Old post from Dec 11th, 2009
After some months evaluating Architecture Rules (AR for sort, web http://wiki.architecturerules.org/index.php?title=Main_Page) for serious use, and fiddling in a hate-love relationship with this tool (very good idea, not so well documented, some extrange behaviours that almost makes you resign), I found in their SVN and Maven repository that they have posted there the RC1 (release candidate) of the new 3.0.0 release.
For those that do not know about AR, this tool builds on top of JDepend to analyze the architecture, understood as module relationships and valid dependencies, of a Java project.
JDepend calculates OO metrics (Afferent, Efferent couplings, Instability, Abstractness, Distance) and also checks for circular dependencies between Java packages. JDepend is very fine, produces reports, has a fine GUI and there is an Eclipse plug-in available for your convenient use, but it is not easy to do validations in automated builds and continuous integration.
AR offers that. You can automate your architecture validation as an Ant task, Maven plug-in or, as it is most interesting to me, as a JUnit test case.
Thus, why this post?
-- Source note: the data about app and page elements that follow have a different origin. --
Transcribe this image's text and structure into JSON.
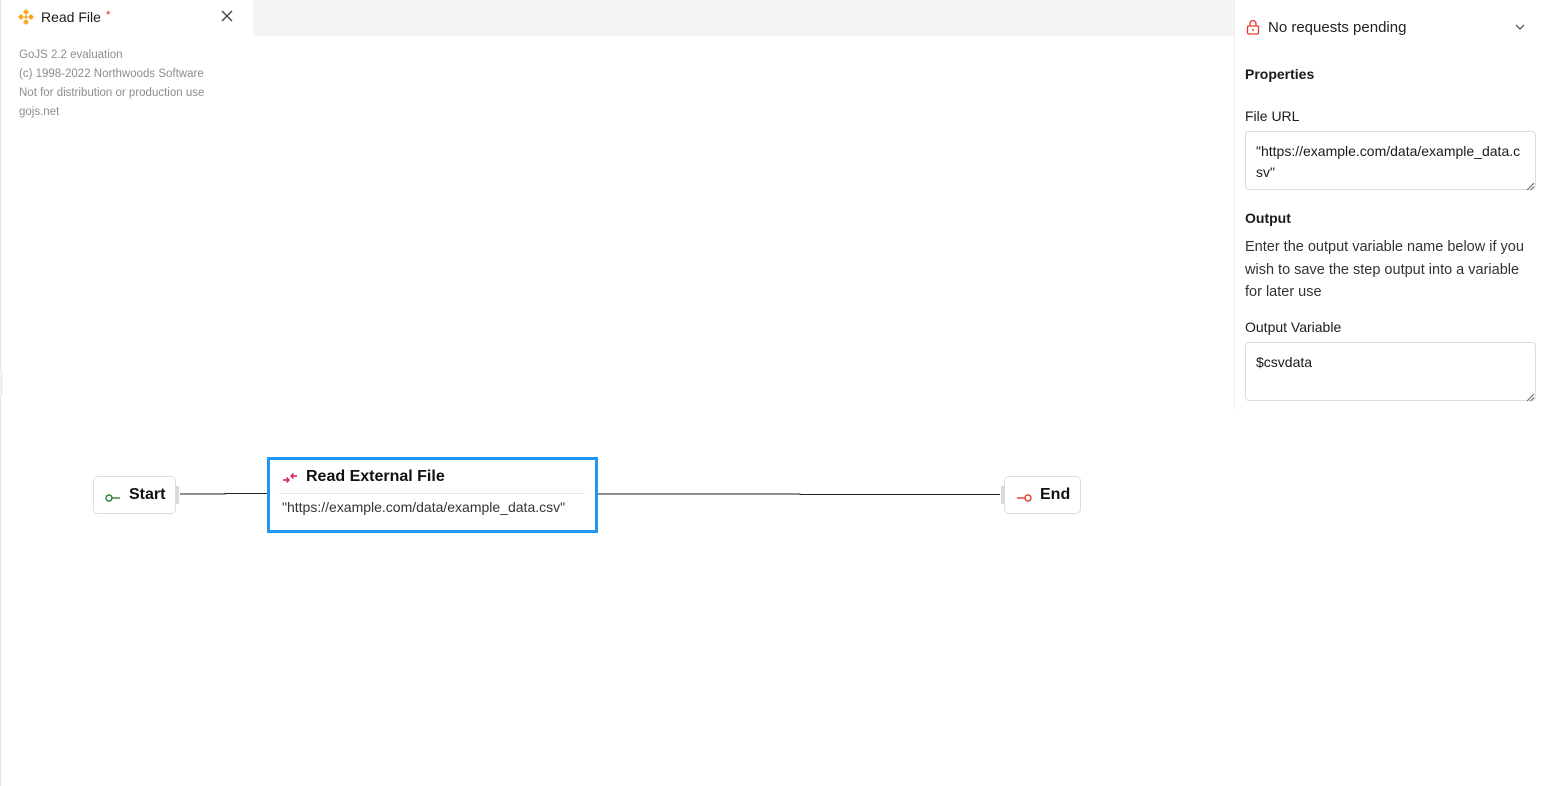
{
  "tab": {
    "title": "Read File",
    "modified_marker": "*",
    "icon": "workflow-icon",
    "close_icon": "close-icon"
  },
  "watermark": {
    "line1": "GoJS 2.2 evaluation",
    "line2": "(c) 1998-2022 Northwoods Software",
    "line3": "Not for distribution or production use",
    "line4": "gojs.net"
  },
  "panel": {
    "requests_status": "No requests pending",
    "properties_heading": "Properties",
    "file_url_label": "File URL",
    "file_url_value": "\"https://example.com/data/example_data.csv\"",
    "output_heading": "Output",
    "output_description": "Enter the output variable name below if you wish to save the step output into a variable for later use",
    "output_variable_label": "Output Variable",
    "output_variable_value": "$csvdata"
  },
  "diagram": {
    "start_label": "Start",
    "end_label": "End",
    "step_title": "Read External File",
    "step_detail": "\"https://example.com/data/example_data.csv\""
  },
  "colors": {
    "selection_border": "#2196f3",
    "start_icon": "#2e7d32",
    "end_icon": "#e53935",
    "step_icon": "#d81b60",
    "tab_icon": "#f5a623",
    "modified_marker": "#e53935"
  }
}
AR can be frustrating. You can easily get lost in dependencies, not found files and folders and different behaviours in unit tests if executed from Eclipse or from Maven. And this is why I would like to share some of my findings.
First, consider how to run it in an automated way. The Ant task or Maven plug-in have a disadvantage, they break the build if the architecture validation does not pass. It can be good for you but in my opinion I just want to know whether rules are being followed and continue with the rest of the build process, eventually running Sonar and publishing my results in Sonar dashboard.
So I finally decided to go for the JUnit test case. I can give you details on running in Ant and Maven but in this post from now on I will focus on JUnit and I will split the rest of the contents in these areas:
3. Writing the test case.